**Exercise objective:** Once the pictures are set aside, reproduce all of the records exactly.

(Records provided Opens)

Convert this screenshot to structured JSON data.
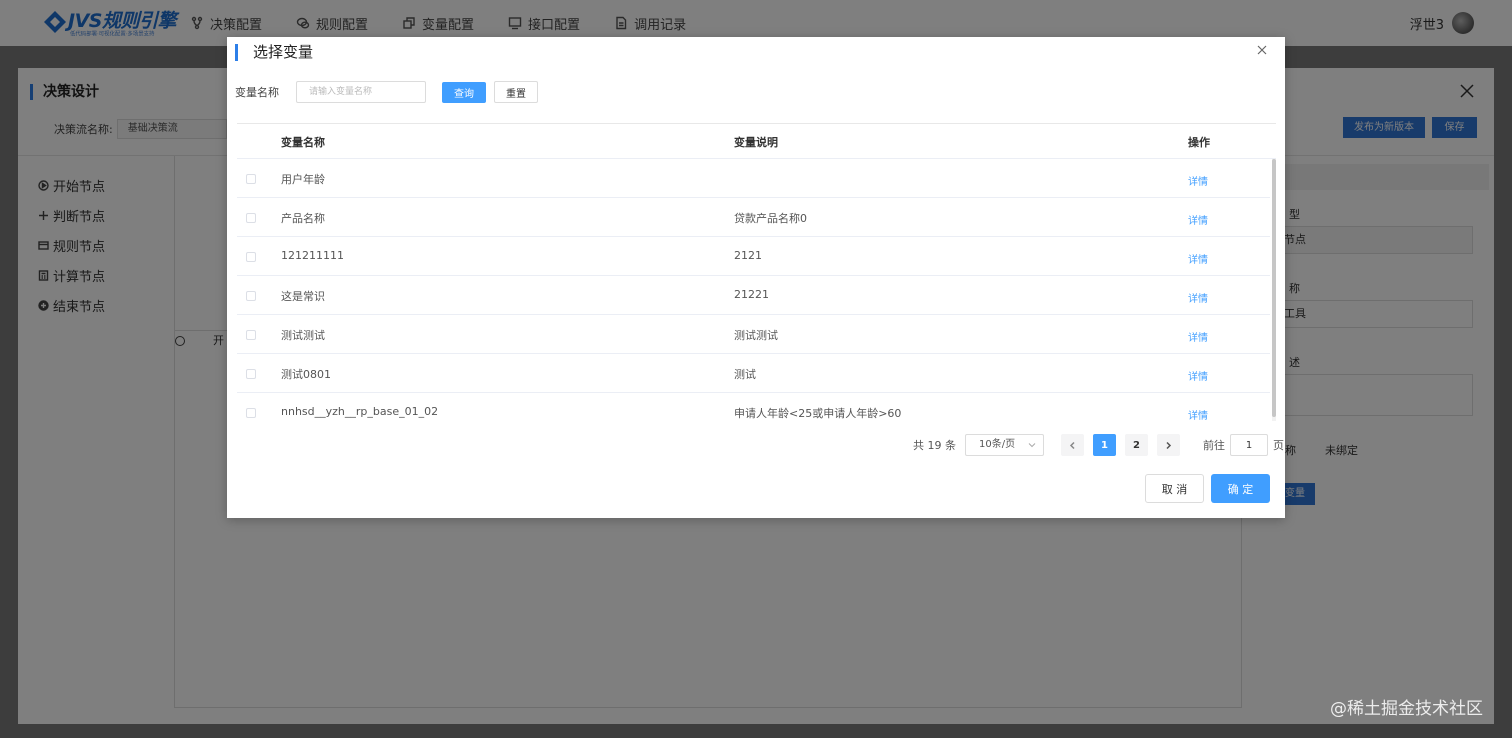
{
  "app": {
    "logo_text": "JVS规则引擎",
    "logo_subtitle": "低代码部署·可视化配置·多场景支持",
    "nav": [
      {
        "label": "决策配置",
        "icon": "branch-icon"
      },
      {
        "label": "规则配置",
        "icon": "chat-icon"
      },
      {
        "label": "变量配置",
        "icon": "copy-icon"
      },
      {
        "label": "接口配置",
        "icon": "monitor-icon"
      },
      {
        "label": "调用记录",
        "icon": "document-icon"
      }
    ],
    "user_name": "浮世3"
  },
  "workspace": {
    "title": "决策设计",
    "flow_name_label": "决策流名称:",
    "flow_name_value": "基础决策流",
    "publish_label": "发布为新版本",
    "save_label": "保存",
    "palette": [
      {
        "label": "开始节点",
        "icon": "play-circle-icon"
      },
      {
        "label": "判断节点",
        "icon": "move-icon"
      },
      {
        "label": "规则节点",
        "icon": "card-icon"
      },
      {
        "label": "计算节点",
        "icon": "calculator-icon"
      },
      {
        "label": "结束节点",
        "icon": "plus-circle-icon"
      }
    ],
    "canvas_node_label": "开",
    "side_panel": {
      "type_label": "型",
      "type_value": "节点",
      "name_label": "称",
      "name_value": "工具",
      "desc_label": "述",
      "binding_label": "称",
      "binding_value": "未绑定",
      "variable_button": "变量"
    }
  },
  "modal": {
    "title": "选择变量",
    "search_label": "变量名称",
    "search_value": "",
    "search_placeholder": "请输入变量名称",
    "query_button": "查询",
    "reset_button": "重置",
    "columns": [
      "变量名称",
      "变量说明",
      "操作"
    ],
    "rows": [
      {
        "name": "用户年龄",
        "desc": "",
        "action": "详情"
      },
      {
        "name": "产品名称",
        "desc": "贷款产品名称0",
        "action": "详情"
      },
      {
        "name": "121211111",
        "desc": "2121",
        "action": "详情"
      },
      {
        "name": "这是常识",
        "desc": "21221",
        "action": "详情"
      },
      {
        "name": "测试测试",
        "desc": "测试测试",
        "action": "详情"
      },
      {
        "name": "测试0801",
        "desc": "测试",
        "action": "详情"
      },
      {
        "name": "nnhsd__yzh__rp_base_01_02",
        "desc": "申请人年龄<25或申请人年龄>60",
        "action": "详情"
      }
    ],
    "pagination": {
      "total_text": "共 19 条",
      "page_size": "10条/页",
      "pages": [
        "1",
        "2"
      ],
      "current_page": "1",
      "goto_label": "前往",
      "goto_value": "1",
      "goto_unit": "页"
    },
    "cancel_button": "取 消",
    "confirm_button": "确 定"
  },
  "watermark": "@稀土掘金技术社区",
  "colors": {
    "primary": "#409eff",
    "brand": "#3177d6",
    "accent_bar": "#2d7fe8"
  }
}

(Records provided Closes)

**Exercise answer:**
Convert this screenshot to structured JSON data.
{
  "app": {
    "logo_text": "JVS规则引擎",
    "logo_subtitle": "低代码部署·可视化配置·多场景支持",
    "nav": [
      {
        "label": "决策配置",
        "icon": "branch-icon"
      },
      {
        "label": "规则配置",
        "icon": "chat-icon"
      },
      {
        "label": "变量配置",
        "icon": "copy-icon"
      },
      {
        "label": "接口配置",
        "icon": "monitor-icon"
      },
      {
        "label": "调用记录",
        "icon": "document-icon"
      }
    ],
    "user_name": "浮世3"
  },
  "workspace": {
    "title": "决策设计",
    "flow_name_label": "决策流名称:",
    "flow_name_value": "基础决策流",
    "publish_label": "发布为新版本",
    "save_label": "保存",
    "palette": [
      {
        "label": "开始节点",
        "icon": "play-circle-icon"
      },
      {
        "label": "判断节点",
        "icon": "move-icon"
      },
      {
        "label": "规则节点",
        "icon": "card-icon"
      },
      {
        "label": "计算节点",
        "icon": "calculator-icon"
      },
      {
        "label": "结束节点",
        "icon": "plus-circle-icon"
      }
    ],
    "canvas_node_label": "开",
    "side_panel": {
      "type_label": "型",
      "type_value": "节点",
      "name_label": "称",
      "name_value": "工具",
      "desc_label": "述",
      "binding_label": "称",
      "binding_value": "未绑定",
      "variable_button": "变量"
    }
  },
  "modal": {
    "title": "选择变量",
    "search_label": "变量名称",
    "search_value": "",
    "search_placeholder": "请输入变量名称",
    "query_button": "查询",
    "reset_button": "重置",
    "columns": [
      "变量名称",
      "变量说明",
      "操作"
    ],
    "rows": [
      {
        "name": "用户年龄",
        "desc": "",
        "action": "详情"
      },
      {
        "name": "产品名称",
        "desc": "贷款产品名称0",
        "action": "详情"
      },
      {
        "name": "121211111",
        "desc": "2121",
        "action": "详情"
      },
      {
        "name": "这是常识",
        "desc": "21221",
        "action": "详情"
      },
      {
        "name": "测试测试",
        "desc": "测试测试",
        "action": "详情"
      },
      {
        "name": "测试0801",
        "desc": "测试",
        "action": "详情"
      },
      {
        "name": "nnhsd__yzh__rp_base_01_02",
        "desc": "申请人年龄<25或申请人年龄>60",
        "action": "详情"
      }
    ],
    "pagination": {
      "total_text": "共 19 条",
      "page_size": "10条/页",
      "pages": [
        "1",
        "2"
      ],
      "current_page": "1",
      "goto_label": "前往",
      "goto_value": "1",
      "goto_unit": "页"
    },
    "cancel_button": "取 消",
    "confirm_button": "确 定"
  },
  "watermark": "@稀土掘金技术社区",
  "colors": {
    "primary": "#409eff",
    "brand": "#3177d6",
    "accent_bar": "#2d7fe8"
  }
}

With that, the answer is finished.